═══ MATERIAL FOR THIS EXERCISE ═══
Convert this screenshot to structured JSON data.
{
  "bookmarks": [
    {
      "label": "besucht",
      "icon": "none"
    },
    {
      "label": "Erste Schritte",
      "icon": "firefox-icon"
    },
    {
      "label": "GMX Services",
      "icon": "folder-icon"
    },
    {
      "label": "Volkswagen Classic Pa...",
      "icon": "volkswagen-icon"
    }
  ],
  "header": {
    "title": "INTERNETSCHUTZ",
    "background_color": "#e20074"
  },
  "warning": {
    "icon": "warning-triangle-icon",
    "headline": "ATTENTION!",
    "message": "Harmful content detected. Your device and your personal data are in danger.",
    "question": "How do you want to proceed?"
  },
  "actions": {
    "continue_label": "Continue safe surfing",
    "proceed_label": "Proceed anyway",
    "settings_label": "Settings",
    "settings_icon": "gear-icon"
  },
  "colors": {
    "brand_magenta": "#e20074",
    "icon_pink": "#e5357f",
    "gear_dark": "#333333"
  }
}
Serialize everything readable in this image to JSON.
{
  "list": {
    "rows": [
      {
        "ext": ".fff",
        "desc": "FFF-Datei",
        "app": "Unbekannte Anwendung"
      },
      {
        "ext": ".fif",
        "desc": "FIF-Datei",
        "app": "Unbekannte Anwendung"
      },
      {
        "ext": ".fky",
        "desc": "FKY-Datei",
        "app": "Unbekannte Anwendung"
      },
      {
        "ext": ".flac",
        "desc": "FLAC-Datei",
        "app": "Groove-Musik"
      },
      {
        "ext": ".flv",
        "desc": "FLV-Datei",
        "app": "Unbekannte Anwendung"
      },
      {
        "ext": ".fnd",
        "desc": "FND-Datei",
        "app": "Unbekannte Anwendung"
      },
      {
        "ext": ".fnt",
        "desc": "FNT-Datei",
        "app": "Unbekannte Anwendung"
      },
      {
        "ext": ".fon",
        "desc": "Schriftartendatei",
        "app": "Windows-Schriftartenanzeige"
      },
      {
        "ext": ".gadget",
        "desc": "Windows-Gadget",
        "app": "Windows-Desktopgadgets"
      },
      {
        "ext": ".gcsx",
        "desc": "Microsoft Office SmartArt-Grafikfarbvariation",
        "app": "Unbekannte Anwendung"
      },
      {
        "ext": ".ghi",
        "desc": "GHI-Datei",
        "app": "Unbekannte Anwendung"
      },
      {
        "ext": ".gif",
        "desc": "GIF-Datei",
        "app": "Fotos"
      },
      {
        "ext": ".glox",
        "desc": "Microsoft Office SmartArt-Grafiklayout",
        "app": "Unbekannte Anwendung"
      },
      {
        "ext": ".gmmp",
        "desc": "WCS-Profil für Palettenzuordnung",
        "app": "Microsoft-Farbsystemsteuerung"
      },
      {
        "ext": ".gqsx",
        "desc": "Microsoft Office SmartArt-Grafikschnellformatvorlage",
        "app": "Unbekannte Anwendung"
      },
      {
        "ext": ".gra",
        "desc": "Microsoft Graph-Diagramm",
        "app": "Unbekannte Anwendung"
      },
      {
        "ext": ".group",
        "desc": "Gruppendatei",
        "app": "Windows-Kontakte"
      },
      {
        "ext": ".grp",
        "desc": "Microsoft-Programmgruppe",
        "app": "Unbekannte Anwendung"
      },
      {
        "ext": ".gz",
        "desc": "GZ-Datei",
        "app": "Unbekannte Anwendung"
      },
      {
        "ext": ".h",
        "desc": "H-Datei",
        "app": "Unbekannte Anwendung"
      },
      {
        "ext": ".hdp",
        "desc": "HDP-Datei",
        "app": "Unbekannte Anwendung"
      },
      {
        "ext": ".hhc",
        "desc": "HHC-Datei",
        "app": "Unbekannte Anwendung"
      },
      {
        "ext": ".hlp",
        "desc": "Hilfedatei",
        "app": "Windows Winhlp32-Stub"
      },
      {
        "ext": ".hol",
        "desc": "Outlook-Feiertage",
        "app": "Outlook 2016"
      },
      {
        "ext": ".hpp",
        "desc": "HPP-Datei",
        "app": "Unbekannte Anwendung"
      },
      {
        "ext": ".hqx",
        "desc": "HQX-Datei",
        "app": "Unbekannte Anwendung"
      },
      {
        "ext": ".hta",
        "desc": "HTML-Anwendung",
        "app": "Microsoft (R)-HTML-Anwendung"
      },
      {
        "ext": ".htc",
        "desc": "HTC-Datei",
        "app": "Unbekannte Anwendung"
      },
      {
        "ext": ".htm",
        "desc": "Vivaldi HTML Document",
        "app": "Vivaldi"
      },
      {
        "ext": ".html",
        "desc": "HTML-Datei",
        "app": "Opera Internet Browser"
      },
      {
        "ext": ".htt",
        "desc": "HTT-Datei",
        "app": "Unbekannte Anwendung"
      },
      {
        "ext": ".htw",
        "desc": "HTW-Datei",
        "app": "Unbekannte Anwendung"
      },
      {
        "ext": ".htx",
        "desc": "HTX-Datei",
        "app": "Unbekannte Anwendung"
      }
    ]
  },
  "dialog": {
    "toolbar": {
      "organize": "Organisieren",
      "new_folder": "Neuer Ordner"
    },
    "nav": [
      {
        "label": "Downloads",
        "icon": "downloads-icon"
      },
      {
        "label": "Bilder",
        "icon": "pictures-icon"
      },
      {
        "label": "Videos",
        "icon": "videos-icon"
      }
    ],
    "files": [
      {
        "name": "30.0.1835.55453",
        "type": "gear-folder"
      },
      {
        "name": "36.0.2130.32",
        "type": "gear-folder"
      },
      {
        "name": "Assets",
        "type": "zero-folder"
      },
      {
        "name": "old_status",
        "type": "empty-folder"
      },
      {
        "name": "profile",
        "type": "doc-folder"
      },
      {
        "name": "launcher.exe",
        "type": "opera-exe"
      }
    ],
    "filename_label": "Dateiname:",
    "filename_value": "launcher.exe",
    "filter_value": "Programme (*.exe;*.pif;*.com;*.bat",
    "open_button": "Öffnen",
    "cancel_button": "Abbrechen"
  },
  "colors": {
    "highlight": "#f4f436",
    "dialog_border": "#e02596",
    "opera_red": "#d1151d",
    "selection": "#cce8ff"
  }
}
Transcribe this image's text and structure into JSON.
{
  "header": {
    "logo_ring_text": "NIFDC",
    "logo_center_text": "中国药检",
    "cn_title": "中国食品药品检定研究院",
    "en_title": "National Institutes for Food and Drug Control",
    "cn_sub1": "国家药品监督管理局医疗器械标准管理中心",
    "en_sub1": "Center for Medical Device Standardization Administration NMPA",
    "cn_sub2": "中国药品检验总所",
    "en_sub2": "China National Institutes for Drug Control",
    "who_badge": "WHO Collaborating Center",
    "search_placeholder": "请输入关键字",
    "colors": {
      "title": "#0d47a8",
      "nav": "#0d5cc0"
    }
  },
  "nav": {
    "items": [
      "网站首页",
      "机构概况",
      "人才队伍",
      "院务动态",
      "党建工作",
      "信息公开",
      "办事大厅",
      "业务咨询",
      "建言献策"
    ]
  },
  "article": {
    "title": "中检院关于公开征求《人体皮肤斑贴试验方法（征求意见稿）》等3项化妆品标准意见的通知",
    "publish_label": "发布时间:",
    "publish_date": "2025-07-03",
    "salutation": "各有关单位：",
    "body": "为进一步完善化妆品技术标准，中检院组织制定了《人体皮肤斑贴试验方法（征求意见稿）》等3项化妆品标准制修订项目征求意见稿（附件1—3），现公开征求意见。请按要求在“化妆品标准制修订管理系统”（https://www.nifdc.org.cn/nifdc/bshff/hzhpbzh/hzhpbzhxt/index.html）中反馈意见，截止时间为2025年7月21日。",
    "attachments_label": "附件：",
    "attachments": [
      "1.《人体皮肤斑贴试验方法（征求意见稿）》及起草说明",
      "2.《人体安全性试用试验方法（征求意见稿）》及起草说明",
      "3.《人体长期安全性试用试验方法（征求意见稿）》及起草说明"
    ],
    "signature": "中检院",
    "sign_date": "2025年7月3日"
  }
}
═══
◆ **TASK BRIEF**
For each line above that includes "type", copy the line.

◆ **SOLUTION TO THIS EXERCISE**
        "type": "gear-folder"
        "type": "gear-folder"
        "type": "zero-folder"
        "type": "empty-folder"
        "type": "doc-folder"
        "type": "opera-exe"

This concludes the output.